# [What is being asked]
Go through the data below. Pull out every line that has the word "label".

----- Input for this task

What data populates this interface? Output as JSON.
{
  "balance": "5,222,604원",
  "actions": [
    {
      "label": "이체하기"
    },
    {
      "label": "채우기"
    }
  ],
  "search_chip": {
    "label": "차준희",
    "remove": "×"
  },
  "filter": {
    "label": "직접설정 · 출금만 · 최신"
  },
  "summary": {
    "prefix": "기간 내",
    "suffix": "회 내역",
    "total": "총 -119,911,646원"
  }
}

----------
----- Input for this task

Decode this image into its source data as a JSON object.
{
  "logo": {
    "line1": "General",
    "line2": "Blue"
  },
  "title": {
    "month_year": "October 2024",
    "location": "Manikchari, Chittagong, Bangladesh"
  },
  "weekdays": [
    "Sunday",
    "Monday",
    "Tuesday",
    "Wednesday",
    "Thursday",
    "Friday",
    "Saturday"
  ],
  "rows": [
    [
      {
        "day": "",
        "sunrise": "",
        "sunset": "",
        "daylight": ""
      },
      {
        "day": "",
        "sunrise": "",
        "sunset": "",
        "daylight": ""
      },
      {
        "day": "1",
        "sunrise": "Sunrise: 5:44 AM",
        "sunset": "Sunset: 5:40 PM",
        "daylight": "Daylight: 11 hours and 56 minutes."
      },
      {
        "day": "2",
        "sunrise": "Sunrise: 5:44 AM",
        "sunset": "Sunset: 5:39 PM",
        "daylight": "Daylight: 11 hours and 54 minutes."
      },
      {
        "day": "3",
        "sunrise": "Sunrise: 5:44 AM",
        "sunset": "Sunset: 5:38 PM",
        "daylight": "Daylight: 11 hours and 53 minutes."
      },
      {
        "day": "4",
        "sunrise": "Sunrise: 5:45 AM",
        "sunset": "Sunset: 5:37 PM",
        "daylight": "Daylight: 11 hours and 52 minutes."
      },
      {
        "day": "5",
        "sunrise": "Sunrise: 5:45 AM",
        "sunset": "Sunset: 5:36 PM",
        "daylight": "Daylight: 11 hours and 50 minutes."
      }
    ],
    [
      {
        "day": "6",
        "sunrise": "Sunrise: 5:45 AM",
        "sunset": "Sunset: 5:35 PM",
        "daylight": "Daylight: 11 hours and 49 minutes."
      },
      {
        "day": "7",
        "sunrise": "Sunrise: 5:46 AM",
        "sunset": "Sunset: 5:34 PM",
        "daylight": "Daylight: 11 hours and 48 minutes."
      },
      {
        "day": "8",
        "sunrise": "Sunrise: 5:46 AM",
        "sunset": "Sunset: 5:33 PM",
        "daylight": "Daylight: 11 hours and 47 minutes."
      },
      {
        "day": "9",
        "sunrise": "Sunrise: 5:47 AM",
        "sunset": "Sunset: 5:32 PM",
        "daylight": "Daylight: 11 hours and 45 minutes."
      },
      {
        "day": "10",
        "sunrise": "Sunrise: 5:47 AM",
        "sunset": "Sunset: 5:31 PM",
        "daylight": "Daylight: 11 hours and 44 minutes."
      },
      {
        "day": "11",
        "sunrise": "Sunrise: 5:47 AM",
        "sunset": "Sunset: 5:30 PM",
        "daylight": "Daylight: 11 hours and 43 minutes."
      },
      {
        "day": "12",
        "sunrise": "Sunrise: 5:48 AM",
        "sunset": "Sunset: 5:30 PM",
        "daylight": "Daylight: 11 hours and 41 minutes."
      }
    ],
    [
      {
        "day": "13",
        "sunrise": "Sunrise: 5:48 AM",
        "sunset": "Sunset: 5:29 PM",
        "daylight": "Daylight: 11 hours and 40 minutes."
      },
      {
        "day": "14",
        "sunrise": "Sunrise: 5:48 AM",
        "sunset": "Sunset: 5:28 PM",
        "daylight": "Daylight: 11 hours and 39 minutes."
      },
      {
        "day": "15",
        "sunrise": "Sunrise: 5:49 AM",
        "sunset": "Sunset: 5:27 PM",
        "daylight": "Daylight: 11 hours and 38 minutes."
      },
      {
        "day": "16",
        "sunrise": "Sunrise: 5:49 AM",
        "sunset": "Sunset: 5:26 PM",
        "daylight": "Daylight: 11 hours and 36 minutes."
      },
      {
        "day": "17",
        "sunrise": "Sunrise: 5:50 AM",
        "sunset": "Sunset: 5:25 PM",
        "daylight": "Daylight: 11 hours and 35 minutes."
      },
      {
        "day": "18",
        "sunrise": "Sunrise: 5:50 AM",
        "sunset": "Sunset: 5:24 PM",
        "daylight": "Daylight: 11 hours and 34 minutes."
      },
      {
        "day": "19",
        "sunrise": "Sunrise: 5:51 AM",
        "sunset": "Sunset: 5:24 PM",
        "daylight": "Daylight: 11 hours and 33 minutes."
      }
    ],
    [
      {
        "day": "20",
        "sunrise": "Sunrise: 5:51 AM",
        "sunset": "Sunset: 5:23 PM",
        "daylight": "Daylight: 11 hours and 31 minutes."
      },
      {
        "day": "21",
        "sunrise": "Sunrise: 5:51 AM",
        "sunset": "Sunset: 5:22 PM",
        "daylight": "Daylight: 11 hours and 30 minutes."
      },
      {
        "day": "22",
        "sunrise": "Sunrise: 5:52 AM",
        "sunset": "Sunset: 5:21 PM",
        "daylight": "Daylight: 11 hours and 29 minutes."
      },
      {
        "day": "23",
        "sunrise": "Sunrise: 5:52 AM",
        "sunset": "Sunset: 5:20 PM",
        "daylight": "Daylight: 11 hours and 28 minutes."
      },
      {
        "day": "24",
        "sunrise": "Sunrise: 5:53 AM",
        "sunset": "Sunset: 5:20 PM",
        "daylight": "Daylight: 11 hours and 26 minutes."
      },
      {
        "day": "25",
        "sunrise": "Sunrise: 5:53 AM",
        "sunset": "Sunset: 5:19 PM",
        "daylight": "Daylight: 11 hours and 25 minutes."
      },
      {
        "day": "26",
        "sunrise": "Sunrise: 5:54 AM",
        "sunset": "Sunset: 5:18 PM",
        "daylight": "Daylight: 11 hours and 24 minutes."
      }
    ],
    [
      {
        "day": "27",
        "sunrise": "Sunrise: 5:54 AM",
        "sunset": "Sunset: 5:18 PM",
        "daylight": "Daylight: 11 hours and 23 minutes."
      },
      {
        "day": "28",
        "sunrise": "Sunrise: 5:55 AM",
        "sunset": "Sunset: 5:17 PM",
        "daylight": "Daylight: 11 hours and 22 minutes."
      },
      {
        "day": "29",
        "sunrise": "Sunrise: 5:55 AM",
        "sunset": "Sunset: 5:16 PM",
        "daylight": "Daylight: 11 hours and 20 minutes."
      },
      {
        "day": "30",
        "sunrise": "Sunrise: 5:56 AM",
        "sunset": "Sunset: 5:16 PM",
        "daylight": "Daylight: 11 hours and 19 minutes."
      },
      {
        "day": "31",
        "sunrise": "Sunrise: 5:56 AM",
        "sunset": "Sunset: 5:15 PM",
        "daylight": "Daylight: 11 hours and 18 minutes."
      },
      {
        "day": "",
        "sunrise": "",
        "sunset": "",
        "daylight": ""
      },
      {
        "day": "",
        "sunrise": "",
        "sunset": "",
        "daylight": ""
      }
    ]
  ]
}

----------

# [Worked solution]
      "label": "이체하기"
      "label": "채우기"
    "label": "차준희",
    "label": "직접설정 · 출금만 · 최신"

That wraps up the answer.